Taking risks doesn’t have to be a bad thing. Gaining visibility into potential risks will allow you to develop a contingency plan.
The first step in creating a supply chain resilience strategy is gaining visibility. With visibility, you will have access to real-time data. This detailed info will make an in-depth analysis possible. You will know what is going on in every stage of your supply chain. As a result, you can identify potential future issues or highlight a current vulnerability. It is difficult to prepare for a scenario when the possibility of it occurring is never examined.

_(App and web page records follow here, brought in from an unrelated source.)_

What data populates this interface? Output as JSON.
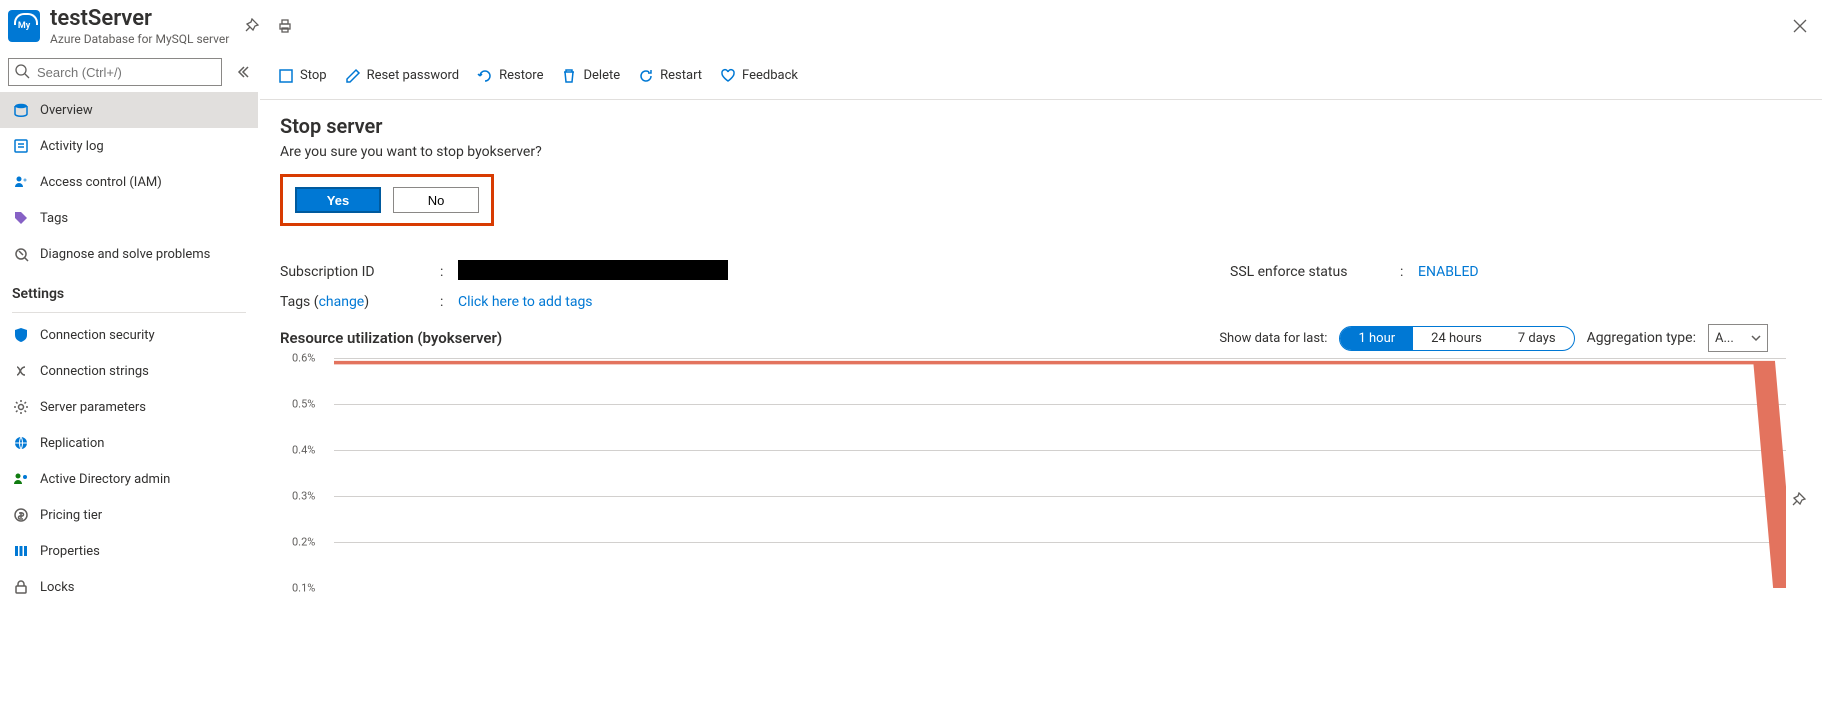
{
  "header": {
    "title": "testServer",
    "subtitle": "Azure Database for MySQL server"
  },
  "nav": {
    "search_placeholder": "Search (Ctrl+/)",
    "items": [
      {
        "label": "Overview"
      },
      {
        "label": "Activity log"
      },
      {
        "label": "Access control (IAM)"
      },
      {
        "label": "Tags"
      },
      {
        "label": "Diagnose and solve problems"
      }
    ],
    "settings_header": "Settings",
    "settings": [
      {
        "label": "Connection security"
      },
      {
        "label": "Connection strings"
      },
      {
        "label": "Server parameters"
      },
      {
        "label": "Replication"
      },
      {
        "label": "Active Directory admin"
      },
      {
        "label": "Pricing tier"
      },
      {
        "label": "Properties"
      },
      {
        "label": "Locks"
      }
    ]
  },
  "toolbar": {
    "stop": "Stop",
    "reset": "Reset password",
    "restore": "Restore",
    "delete": "Delete",
    "restart": "Restart",
    "feedback": "Feedback"
  },
  "dialog": {
    "title": "Stop server",
    "text": "Are you sure you want to stop byokserver?",
    "yes": "Yes",
    "no": "No"
  },
  "props": {
    "sub_id_label": "Subscription ID",
    "tags_label": "Tags (",
    "tags_change": "change",
    "tags_close": ")",
    "tags_add": "Click here to add tags",
    "ssl_label": "SSL enforce status",
    "ssl_value": "ENABLED"
  },
  "utilization": {
    "show_label": "Show data for last:",
    "range": [
      "1 hour",
      "24 hours",
      "7 days"
    ],
    "agg_label": "Aggregation type:",
    "agg_value": "A...",
    "title": "Resource utilization (byokserver)"
  },
  "chart_data": {
    "type": "line",
    "ylabel": "%",
    "ylim": [
      0.1,
      0.6
    ],
    "yticks": [
      "0.6%",
      "0.5%",
      "0.4%",
      "0.3%",
      "0.2%",
      "0.1%"
    ],
    "series": [
      {
        "name": "utilization",
        "x": [
          0,
          0.97,
          0.985,
          1
        ],
        "y": [
          0.59,
          0.59,
          0.59,
          0.05
        ]
      }
    ]
  }
}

According to PWC, 75% of companies experience a least one major supply chain disruption a year. We can’t predict exactly what may happen. But, with insight we can make a solid list of suspects. Outlining potential disruptions can give you a leg up on your competition. If disaster strikes, other companies will be struggling to hatch a plan to deal with it. However, your company will be putting your supply chain resilience plan into action and taking some of their market share. Your shareholders will love that.
In planning for contingency, we try to cover as many scenarios as possible. But “[as] we all know from Murphy’s Law, no matter how well you plan, things are still going to go wrong that you didn’t anticipate.” That’s why it’s vital to have a contingency plan that covers all.
How do you do that? First, identify areas of risk: profit loss, technology disruption, bad publicity, etc. Next, have a plan in place that can be molded to the specific situation. You won’t know exactly what will go wrong but having an actionable plan will give you some peace of mind. Keep calm and carry on.
Any area of a supply chain is not independent of the other parts. By definition, a supply chain is a network-wide concept. For this reason, risk management has to be network wide too. This is where collaborative relationships with supply chain partners comes in. It can help to enhance your plan and mitigate risk. You need to work together with your suppliers and buyers to create a cohesive and well-oiled machine.
When you focus on supply chain resilience, you give your company a competitive edge. You can react more quickly to disruptions and pull ahead of the competition. You can also gain visibility, identify vulnerabilities, and collaborate with your partners. These benefits will help to create an actionable contingency plan to secure your organization’s future.